Element data from apps and pages:
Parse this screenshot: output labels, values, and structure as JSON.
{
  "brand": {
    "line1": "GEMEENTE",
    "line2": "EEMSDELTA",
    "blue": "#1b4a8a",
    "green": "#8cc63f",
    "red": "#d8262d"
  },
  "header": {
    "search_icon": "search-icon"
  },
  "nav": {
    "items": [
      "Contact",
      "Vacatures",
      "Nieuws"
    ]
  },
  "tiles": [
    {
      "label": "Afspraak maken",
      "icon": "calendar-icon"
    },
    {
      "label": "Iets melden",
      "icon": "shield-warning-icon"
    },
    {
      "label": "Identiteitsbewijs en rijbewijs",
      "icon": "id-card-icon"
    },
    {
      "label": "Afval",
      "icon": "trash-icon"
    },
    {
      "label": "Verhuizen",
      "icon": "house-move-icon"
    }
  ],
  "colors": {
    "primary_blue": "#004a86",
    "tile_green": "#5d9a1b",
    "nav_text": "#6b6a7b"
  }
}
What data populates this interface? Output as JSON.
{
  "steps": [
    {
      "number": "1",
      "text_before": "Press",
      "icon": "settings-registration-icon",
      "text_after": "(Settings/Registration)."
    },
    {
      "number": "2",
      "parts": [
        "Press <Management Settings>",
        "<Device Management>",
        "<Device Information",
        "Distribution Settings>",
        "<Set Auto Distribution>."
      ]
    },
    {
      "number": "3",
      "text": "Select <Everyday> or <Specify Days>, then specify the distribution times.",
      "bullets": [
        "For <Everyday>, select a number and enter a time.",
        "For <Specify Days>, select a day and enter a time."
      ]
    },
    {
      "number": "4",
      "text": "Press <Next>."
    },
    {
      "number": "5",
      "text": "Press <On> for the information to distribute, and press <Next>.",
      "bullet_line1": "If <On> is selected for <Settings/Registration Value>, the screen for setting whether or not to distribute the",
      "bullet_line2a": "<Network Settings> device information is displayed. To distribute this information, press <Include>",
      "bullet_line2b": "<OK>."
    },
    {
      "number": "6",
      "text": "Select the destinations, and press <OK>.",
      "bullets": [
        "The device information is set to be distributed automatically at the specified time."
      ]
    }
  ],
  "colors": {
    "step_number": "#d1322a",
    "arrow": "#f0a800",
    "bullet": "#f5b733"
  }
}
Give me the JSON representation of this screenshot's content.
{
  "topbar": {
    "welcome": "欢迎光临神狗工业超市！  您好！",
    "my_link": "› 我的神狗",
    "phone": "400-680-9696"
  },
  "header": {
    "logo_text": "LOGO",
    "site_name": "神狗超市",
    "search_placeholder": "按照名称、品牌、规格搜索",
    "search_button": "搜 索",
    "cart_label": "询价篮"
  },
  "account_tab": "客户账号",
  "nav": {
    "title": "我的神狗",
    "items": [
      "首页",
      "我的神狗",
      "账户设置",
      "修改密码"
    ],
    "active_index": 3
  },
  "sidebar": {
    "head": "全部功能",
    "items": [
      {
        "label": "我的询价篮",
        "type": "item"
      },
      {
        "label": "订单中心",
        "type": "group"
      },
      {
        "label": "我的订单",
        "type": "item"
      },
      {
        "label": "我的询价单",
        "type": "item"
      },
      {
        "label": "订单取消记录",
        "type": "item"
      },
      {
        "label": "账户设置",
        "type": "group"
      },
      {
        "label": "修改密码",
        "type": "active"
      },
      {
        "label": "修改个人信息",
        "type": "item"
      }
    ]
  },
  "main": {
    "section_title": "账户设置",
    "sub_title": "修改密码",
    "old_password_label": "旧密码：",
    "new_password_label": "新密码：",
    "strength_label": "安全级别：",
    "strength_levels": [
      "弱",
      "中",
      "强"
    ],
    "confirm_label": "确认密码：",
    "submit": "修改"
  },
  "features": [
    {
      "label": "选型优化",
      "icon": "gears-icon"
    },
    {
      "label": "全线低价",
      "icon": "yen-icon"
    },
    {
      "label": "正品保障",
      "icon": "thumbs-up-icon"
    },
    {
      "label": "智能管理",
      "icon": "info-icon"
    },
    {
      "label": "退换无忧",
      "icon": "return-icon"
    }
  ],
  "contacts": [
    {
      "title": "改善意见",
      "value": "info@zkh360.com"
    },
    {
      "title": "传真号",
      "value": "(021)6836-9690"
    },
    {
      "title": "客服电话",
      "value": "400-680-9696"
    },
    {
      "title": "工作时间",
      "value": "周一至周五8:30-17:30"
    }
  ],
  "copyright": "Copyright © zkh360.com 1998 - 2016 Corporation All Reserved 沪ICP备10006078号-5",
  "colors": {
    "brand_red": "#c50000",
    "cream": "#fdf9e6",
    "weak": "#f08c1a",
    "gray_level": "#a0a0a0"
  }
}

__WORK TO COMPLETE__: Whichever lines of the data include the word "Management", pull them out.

__ANSWER TO THE EXERCISE__:
        "Press <Management Settings>",
        "<Device Management>",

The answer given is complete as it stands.